WORK ORDER: Could every line of the data be copied out once more, exactly?
[RAW DATA — start]
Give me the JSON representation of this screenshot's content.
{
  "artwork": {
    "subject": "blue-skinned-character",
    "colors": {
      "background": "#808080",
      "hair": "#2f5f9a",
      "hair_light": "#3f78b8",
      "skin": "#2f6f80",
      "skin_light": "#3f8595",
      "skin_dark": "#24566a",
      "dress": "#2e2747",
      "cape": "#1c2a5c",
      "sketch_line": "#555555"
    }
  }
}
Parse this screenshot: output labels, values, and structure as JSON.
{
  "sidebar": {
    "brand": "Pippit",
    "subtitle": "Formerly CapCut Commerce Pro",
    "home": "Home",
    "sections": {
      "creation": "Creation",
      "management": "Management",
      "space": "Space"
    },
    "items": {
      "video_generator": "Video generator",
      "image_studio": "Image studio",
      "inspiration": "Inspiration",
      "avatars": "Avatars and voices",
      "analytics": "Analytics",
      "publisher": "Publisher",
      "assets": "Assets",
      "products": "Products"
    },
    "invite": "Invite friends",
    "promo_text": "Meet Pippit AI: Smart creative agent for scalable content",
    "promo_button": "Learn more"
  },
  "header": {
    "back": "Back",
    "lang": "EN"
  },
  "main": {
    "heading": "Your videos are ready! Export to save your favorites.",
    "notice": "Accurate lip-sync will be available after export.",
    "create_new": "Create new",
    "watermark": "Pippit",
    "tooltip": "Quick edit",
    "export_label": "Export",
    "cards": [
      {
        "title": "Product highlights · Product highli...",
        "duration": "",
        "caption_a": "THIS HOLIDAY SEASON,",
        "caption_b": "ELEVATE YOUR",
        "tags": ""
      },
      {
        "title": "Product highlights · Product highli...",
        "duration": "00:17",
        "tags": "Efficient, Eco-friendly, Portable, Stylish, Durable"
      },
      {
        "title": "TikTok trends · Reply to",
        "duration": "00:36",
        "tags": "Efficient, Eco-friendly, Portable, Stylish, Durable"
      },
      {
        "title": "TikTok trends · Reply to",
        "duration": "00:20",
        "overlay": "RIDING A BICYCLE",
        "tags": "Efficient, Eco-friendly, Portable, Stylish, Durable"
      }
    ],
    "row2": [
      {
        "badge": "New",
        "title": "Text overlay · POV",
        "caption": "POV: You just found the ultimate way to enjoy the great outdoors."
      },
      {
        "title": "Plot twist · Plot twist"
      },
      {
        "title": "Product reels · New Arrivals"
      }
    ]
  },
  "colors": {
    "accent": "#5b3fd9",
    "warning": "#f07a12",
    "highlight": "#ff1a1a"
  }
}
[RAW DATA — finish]
RESPONSE:
Give me the JSON representation of this screenshot's content.
{
  "artwork": {
    "subject": "blue-skinned-character",
    "colors": {
      "background": "#808080",
      "hair": "#2f5f9a",
      "hair_light": "#3f78b8",
      "skin": "#2f6f80",
      "skin_light": "#3f8595",
      "skin_dark": "#24566a",
      "dress": "#2e2747",
      "cape": "#1c2a5c",
      "sketch_line": "#555555"
    }
  }
}
Parse this screenshot: output labels, values, and structure as JSON.
{
  "sidebar": {
    "brand": "Pippit",
    "subtitle": "Formerly CapCut Commerce Pro",
    "home": "Home",
    "sections": {
      "creation": "Creation",
      "management": "Management",
      "space": "Space"
    },
    "items": {
      "video_generator": "Video generator",
      "image_studio": "Image studio",
      "inspiration": "Inspiration",
      "avatars": "Avatars and voices",
      "analytics": "Analytics",
      "publisher": "Publisher",
      "assets": "Assets",
      "products": "Products"
    },
    "invite": "Invite friends",
    "promo_text": "Meet Pippit AI: Smart creative agent for scalable content",
    "promo_button": "Learn more"
  },
  "header": {
    "back": "Back",
    "lang": "EN"
  },
  "main": {
    "heading": "Your videos are ready! Export to save your favorites.",
    "notice": "Accurate lip-sync will be available after export.",
    "create_new": "Create new",
    "watermark": "Pippit",
    "tooltip": "Quick edit",
    "export_label": "Export",
    "cards": [
      {
        "title": "Product highlights · Product highli...",
        "duration": "",
        "caption_a": "THIS HOLIDAY SEASON,",
        "caption_b": "ELEVATE YOUR",
        "tags": ""
      },
      {
        "title": "Product highlights · Product highli...",
        "duration": "00:17",
        "tags": "Efficient, Eco-friendly, Portable, Stylish, Durable"
      },
      {
        "title": "TikTok trends · Reply to",
        "duration": "00:36",
        "tags": "Efficient, Eco-friendly, Portable, Stylish, Durable"
      },
      {
        "title": "TikTok trends · Reply to",
        "duration": "00:20",
        "overlay": "RIDING A BICYCLE",
        "tags": "Efficient, Eco-friendly, Portable, Stylish, Durable"
      }
    ],
    "row2": [
      {
        "badge": "New",
        "title": "Text overlay · POV",
        "caption": "POV: You just found the ultimate way to enjoy the great outdoors."
      },
      {
        "title": "Plot twist · Plot twist"
      },
      {
        "title": "Product reels · New Arrivals"
      }
    ]
  },
  "colors": {
    "accent": "#5b3fd9",
    "warning": "#f07a12",
    "highlight": "#ff1a1a"
  }
}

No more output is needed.